PROBLEM STATEMENT:
Using the data below, work out how many lines contain "image", and report only that number.

Start of SOURCE RECORDS

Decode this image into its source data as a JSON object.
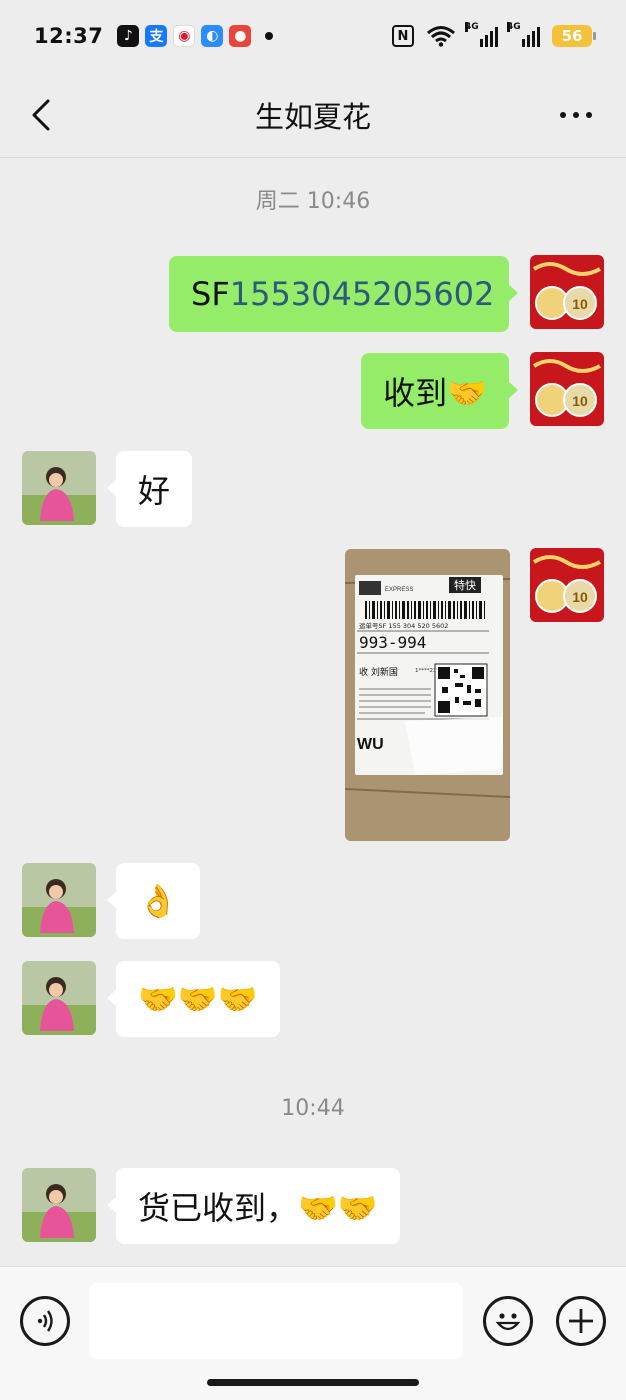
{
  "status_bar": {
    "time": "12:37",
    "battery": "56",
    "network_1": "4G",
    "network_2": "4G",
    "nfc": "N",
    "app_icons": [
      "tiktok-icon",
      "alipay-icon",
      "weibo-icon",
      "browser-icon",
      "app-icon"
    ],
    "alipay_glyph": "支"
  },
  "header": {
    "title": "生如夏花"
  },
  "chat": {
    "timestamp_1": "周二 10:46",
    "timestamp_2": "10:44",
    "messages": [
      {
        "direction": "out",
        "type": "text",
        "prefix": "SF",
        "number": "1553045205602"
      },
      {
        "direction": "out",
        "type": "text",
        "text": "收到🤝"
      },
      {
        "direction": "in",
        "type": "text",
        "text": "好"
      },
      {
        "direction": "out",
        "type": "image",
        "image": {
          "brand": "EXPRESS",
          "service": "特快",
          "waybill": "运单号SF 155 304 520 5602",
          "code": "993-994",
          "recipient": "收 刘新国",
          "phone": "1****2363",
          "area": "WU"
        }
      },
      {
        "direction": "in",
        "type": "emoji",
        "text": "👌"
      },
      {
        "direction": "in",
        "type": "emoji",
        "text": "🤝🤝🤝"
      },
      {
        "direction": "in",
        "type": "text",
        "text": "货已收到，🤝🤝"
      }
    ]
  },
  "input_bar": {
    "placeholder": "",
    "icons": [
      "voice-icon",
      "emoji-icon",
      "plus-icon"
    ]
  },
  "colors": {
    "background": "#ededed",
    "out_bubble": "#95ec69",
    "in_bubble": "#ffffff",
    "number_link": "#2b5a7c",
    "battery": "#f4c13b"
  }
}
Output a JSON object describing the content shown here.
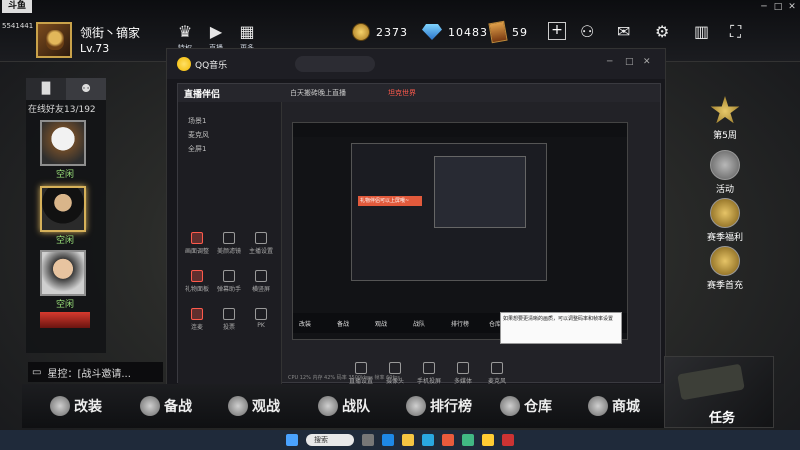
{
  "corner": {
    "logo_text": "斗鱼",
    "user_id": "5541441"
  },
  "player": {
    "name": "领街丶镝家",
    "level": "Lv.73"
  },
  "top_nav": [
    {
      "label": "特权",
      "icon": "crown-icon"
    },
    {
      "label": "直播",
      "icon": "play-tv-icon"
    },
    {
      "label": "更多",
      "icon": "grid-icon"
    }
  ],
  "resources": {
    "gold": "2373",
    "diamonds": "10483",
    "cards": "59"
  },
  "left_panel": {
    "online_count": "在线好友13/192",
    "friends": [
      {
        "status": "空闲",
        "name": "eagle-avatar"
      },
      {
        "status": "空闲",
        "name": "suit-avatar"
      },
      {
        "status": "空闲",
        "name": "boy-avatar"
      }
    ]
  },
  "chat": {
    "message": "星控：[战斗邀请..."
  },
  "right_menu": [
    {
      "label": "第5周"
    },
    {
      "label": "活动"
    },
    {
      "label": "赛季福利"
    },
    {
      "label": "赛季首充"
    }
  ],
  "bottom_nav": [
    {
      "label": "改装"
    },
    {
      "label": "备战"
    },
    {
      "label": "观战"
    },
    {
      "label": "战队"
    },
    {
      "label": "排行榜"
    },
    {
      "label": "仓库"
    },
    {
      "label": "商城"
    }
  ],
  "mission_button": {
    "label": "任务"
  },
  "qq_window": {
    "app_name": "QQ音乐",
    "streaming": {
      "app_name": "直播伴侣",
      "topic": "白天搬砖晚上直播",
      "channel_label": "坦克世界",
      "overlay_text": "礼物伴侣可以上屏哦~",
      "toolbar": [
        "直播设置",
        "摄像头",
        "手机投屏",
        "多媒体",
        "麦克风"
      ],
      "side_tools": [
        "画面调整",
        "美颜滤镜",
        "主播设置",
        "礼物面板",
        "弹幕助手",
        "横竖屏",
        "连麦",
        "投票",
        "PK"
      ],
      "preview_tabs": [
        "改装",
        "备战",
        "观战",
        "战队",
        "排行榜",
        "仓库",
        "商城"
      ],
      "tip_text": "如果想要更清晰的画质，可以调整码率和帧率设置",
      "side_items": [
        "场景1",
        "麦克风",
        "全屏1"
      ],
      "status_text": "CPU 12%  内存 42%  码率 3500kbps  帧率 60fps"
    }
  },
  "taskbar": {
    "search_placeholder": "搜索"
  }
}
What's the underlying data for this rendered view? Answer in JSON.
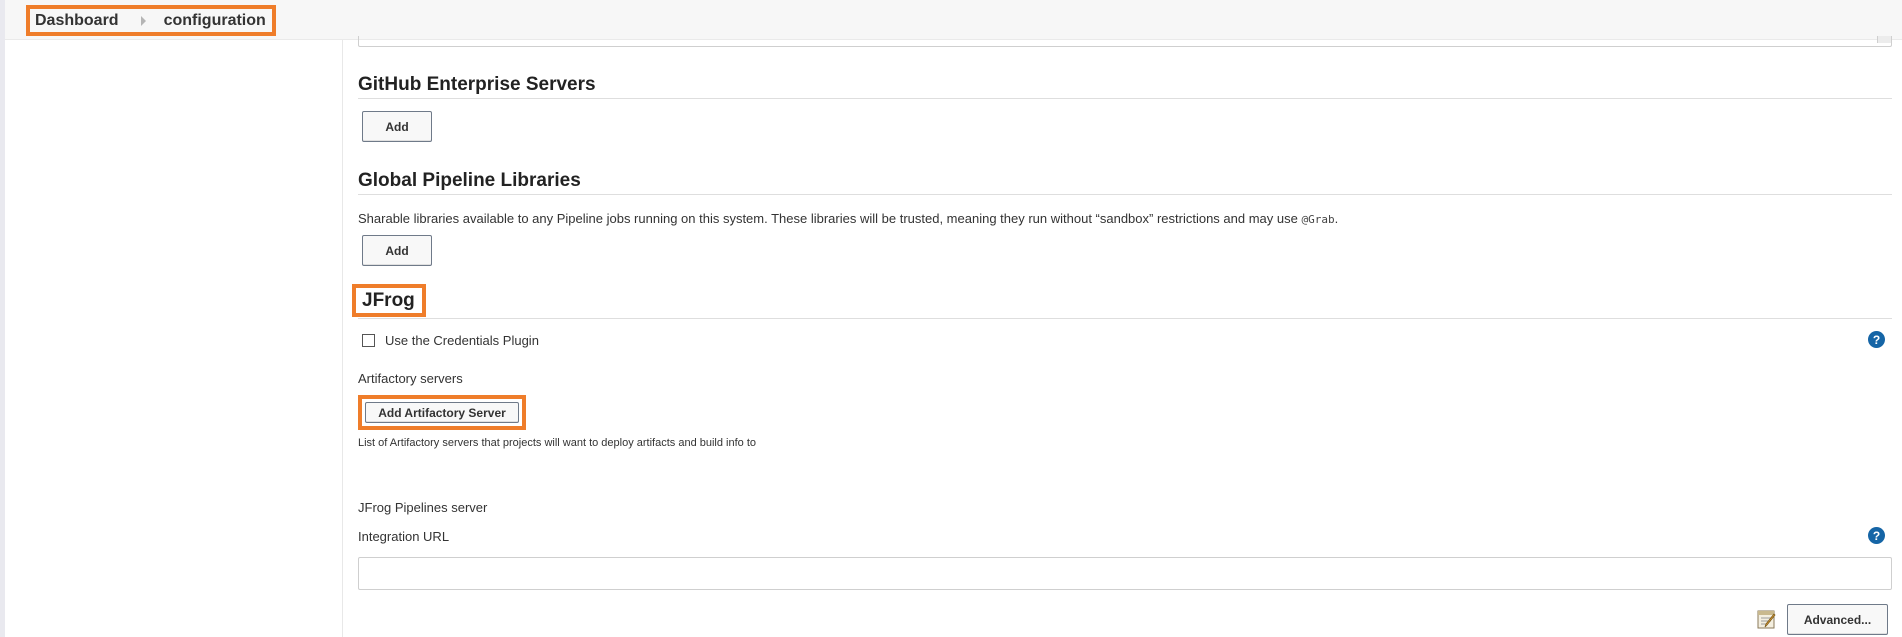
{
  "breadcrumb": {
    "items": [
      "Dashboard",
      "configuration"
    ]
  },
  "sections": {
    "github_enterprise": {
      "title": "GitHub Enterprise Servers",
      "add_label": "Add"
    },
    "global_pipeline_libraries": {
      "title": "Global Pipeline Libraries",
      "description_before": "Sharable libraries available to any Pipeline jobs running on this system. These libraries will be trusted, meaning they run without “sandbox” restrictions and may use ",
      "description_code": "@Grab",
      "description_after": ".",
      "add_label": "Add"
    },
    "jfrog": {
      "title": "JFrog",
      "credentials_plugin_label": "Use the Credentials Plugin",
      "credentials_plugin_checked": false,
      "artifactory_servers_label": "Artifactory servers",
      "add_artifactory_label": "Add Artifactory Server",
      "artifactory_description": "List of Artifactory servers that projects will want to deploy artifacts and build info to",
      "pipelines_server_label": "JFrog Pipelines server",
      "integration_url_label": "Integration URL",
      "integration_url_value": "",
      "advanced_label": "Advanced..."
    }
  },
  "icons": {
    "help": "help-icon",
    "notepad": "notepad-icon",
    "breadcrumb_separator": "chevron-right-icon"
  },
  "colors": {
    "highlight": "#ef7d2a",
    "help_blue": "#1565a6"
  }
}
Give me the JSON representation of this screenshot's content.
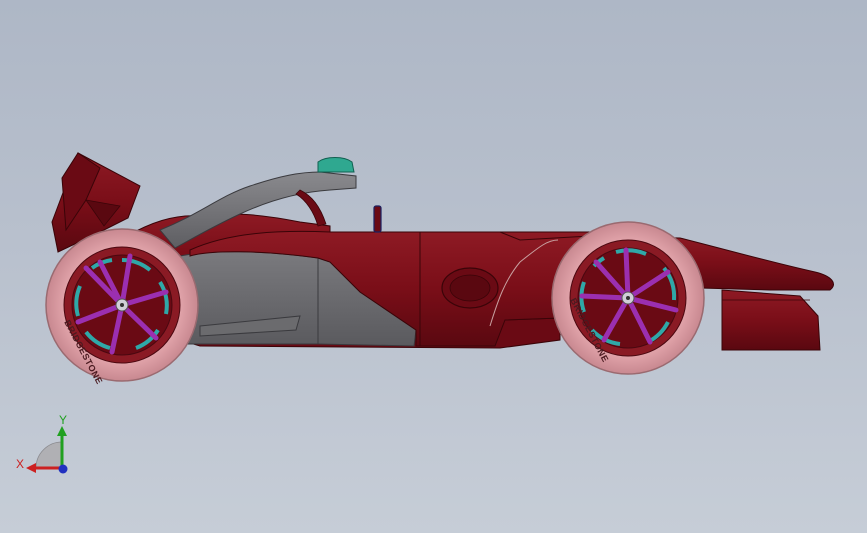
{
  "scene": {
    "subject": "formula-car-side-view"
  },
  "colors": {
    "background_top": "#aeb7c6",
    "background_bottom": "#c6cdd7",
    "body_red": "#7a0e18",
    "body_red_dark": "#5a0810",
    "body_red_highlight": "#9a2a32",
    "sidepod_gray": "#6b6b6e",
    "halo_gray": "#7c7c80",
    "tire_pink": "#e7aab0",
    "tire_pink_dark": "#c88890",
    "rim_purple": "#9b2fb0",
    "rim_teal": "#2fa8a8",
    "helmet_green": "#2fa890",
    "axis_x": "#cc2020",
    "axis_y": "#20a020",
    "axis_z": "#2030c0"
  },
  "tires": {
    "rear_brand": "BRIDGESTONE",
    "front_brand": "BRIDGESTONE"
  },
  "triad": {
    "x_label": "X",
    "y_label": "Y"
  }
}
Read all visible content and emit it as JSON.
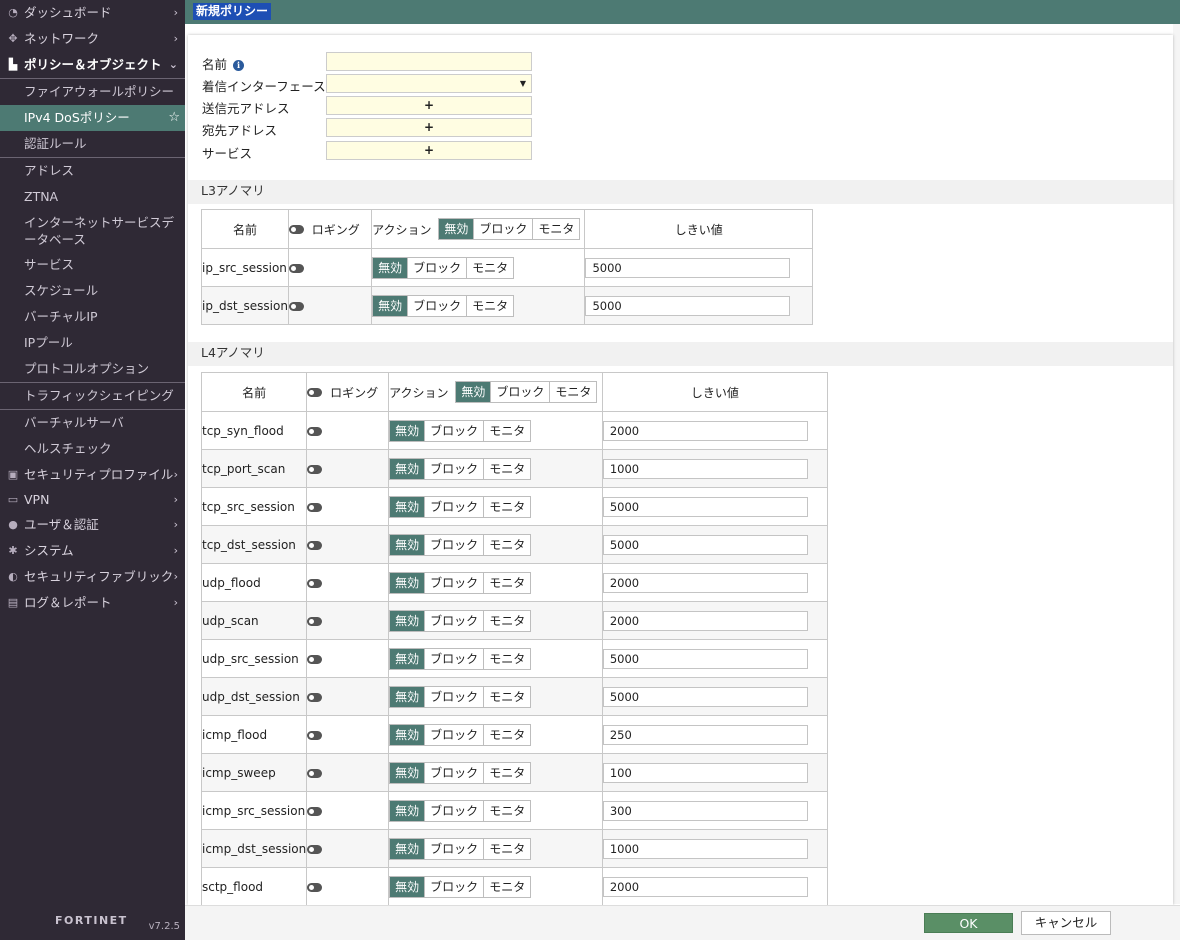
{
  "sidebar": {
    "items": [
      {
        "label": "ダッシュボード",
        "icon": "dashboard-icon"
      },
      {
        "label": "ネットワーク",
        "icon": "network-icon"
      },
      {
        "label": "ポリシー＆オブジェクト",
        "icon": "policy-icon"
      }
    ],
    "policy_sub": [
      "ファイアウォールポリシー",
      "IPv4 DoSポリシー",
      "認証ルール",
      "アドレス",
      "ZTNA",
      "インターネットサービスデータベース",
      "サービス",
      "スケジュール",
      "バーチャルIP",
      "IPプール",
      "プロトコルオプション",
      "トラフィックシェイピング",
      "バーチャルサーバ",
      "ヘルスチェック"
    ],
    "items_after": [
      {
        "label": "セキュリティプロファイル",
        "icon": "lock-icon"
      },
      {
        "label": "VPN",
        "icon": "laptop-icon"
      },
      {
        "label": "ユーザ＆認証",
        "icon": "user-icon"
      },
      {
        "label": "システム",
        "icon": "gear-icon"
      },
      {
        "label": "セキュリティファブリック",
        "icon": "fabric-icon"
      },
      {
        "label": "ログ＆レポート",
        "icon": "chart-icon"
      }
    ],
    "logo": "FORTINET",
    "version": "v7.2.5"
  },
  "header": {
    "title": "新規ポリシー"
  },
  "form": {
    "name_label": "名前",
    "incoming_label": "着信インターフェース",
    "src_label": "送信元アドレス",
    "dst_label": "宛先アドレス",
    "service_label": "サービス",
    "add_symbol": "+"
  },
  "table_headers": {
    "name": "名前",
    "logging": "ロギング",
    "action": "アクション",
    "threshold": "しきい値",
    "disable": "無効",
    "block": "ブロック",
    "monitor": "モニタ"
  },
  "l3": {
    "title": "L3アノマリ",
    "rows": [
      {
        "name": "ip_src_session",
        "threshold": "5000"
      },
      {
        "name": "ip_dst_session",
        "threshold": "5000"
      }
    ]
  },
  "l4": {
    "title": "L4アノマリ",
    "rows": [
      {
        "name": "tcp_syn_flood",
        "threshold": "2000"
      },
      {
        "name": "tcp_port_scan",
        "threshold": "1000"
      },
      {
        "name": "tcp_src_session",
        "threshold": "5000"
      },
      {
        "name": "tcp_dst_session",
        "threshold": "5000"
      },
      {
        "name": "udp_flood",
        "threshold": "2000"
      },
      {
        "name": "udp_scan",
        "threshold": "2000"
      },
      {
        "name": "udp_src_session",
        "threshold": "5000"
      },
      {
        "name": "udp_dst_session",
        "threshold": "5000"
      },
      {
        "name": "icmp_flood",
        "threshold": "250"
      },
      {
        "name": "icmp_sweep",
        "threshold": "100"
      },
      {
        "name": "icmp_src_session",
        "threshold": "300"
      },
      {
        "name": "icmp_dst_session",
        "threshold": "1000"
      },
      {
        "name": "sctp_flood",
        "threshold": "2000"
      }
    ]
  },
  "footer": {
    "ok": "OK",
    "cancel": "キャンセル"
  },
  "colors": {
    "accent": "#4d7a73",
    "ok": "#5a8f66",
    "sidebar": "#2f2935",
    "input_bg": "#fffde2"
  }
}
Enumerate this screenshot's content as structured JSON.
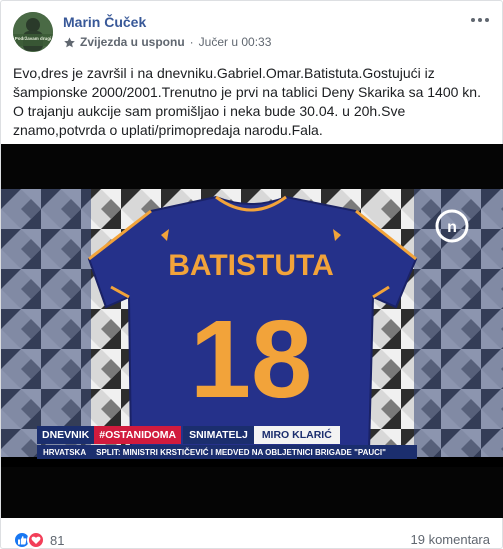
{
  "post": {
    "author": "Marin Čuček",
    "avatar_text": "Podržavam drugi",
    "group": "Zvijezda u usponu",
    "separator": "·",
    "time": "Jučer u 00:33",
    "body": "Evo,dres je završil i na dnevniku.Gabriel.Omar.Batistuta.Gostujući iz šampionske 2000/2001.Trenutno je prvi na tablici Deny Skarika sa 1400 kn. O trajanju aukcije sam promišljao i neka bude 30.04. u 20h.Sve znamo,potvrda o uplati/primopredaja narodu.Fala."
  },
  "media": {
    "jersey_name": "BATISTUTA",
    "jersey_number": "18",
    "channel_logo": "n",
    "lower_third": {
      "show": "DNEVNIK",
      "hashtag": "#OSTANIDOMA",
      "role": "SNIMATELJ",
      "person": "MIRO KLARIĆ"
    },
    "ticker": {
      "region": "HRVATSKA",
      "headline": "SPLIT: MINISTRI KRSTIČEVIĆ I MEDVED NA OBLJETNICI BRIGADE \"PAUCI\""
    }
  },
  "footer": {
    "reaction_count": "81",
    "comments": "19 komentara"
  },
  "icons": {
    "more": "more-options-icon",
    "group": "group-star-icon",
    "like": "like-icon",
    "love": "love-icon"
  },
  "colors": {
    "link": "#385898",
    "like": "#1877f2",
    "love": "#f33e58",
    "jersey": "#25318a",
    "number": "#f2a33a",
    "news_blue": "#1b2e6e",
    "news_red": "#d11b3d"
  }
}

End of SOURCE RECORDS

ANSWER BOX:
3